Search the data below for the word "Twitter" and report how many lines contain it. Nothing but the number is needed.

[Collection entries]
☆ ☆ ☆
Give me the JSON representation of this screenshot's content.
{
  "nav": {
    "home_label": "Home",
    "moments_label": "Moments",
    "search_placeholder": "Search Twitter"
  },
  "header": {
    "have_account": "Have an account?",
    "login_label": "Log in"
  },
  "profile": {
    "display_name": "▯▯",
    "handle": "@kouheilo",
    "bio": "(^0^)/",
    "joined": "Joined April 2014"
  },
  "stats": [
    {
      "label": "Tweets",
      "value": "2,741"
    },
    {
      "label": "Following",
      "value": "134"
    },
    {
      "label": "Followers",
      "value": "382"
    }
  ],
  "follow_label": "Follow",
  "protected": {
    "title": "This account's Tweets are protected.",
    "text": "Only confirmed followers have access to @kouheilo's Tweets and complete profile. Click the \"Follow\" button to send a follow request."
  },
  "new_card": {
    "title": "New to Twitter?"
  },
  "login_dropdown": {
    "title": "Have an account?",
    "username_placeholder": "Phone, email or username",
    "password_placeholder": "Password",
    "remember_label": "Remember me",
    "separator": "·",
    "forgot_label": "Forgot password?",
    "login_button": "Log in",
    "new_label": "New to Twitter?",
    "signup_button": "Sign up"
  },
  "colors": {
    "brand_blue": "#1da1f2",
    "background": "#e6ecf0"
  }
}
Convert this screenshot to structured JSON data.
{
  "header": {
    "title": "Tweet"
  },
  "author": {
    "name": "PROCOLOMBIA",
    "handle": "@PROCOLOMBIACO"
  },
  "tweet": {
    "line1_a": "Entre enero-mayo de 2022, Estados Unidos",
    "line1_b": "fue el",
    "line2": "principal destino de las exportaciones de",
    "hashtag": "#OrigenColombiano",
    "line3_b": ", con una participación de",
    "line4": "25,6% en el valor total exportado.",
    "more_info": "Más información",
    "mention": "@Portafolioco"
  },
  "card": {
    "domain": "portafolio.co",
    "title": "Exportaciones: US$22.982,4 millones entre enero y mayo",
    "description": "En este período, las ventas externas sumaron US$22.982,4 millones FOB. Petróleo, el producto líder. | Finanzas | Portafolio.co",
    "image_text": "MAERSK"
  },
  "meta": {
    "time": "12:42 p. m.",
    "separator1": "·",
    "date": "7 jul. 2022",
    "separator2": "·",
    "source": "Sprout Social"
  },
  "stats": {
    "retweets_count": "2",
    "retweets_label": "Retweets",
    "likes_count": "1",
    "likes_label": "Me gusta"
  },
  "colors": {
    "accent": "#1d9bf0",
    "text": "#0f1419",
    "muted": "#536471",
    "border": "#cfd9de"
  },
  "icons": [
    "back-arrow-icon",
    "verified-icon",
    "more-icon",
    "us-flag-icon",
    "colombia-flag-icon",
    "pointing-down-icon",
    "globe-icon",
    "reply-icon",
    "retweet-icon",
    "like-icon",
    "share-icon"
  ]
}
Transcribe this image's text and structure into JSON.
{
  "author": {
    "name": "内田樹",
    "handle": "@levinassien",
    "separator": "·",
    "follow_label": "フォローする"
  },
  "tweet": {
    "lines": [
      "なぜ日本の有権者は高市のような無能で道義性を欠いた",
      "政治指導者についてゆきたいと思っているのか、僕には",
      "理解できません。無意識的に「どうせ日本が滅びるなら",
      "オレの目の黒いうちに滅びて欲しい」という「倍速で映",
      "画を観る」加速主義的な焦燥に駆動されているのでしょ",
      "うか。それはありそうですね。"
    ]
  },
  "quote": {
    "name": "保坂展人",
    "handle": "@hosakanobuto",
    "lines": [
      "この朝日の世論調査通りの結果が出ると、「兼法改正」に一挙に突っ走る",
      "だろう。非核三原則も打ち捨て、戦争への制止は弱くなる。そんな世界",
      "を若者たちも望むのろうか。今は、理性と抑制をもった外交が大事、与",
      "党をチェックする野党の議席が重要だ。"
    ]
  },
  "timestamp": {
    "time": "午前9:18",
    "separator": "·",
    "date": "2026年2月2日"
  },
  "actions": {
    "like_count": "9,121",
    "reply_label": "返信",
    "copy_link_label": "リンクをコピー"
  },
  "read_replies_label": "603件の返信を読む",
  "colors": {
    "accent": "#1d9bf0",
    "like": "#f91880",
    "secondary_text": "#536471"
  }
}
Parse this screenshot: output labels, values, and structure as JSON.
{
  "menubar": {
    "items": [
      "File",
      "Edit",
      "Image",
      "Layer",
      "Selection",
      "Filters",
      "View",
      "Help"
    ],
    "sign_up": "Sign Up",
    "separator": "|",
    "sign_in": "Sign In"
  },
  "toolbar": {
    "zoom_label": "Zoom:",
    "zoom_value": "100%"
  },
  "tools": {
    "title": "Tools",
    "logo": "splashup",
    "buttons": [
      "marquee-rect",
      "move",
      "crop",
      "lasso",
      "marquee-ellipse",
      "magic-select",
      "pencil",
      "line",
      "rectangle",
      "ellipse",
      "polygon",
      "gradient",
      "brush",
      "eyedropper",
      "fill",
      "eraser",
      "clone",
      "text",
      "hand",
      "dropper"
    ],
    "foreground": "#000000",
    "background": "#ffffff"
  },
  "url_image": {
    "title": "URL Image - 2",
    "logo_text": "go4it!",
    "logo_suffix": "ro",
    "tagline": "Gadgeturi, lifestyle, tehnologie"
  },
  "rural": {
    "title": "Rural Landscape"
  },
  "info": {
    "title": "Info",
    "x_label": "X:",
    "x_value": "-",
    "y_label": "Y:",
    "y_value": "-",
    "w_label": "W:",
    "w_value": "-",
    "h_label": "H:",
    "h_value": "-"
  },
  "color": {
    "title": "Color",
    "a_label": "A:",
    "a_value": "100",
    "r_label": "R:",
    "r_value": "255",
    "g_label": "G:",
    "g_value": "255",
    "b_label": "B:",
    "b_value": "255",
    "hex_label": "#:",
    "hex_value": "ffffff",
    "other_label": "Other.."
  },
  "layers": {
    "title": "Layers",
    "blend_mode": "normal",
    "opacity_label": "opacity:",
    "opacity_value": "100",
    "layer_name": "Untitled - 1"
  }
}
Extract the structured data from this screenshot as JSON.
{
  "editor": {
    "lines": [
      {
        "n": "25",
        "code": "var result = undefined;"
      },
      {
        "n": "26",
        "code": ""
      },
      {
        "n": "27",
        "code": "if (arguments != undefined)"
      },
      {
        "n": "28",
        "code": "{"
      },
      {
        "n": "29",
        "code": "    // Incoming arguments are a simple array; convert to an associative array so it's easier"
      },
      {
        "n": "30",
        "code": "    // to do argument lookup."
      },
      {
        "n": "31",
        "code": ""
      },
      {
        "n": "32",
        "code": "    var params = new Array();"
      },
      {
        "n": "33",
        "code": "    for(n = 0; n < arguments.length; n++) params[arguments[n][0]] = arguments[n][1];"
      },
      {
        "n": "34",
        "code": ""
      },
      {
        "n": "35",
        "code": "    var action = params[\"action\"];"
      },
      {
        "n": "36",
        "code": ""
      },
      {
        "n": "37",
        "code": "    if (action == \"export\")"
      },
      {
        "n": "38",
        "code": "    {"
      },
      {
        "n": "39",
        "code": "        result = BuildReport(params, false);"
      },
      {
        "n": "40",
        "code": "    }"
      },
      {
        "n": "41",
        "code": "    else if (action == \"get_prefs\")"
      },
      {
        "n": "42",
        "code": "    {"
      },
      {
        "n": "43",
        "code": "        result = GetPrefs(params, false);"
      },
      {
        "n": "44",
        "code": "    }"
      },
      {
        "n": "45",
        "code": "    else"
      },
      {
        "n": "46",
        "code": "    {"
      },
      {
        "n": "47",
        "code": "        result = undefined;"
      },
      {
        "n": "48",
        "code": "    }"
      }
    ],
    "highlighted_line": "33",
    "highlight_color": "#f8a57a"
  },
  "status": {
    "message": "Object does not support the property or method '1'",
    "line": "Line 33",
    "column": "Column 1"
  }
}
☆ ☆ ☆
== Task answer ==
3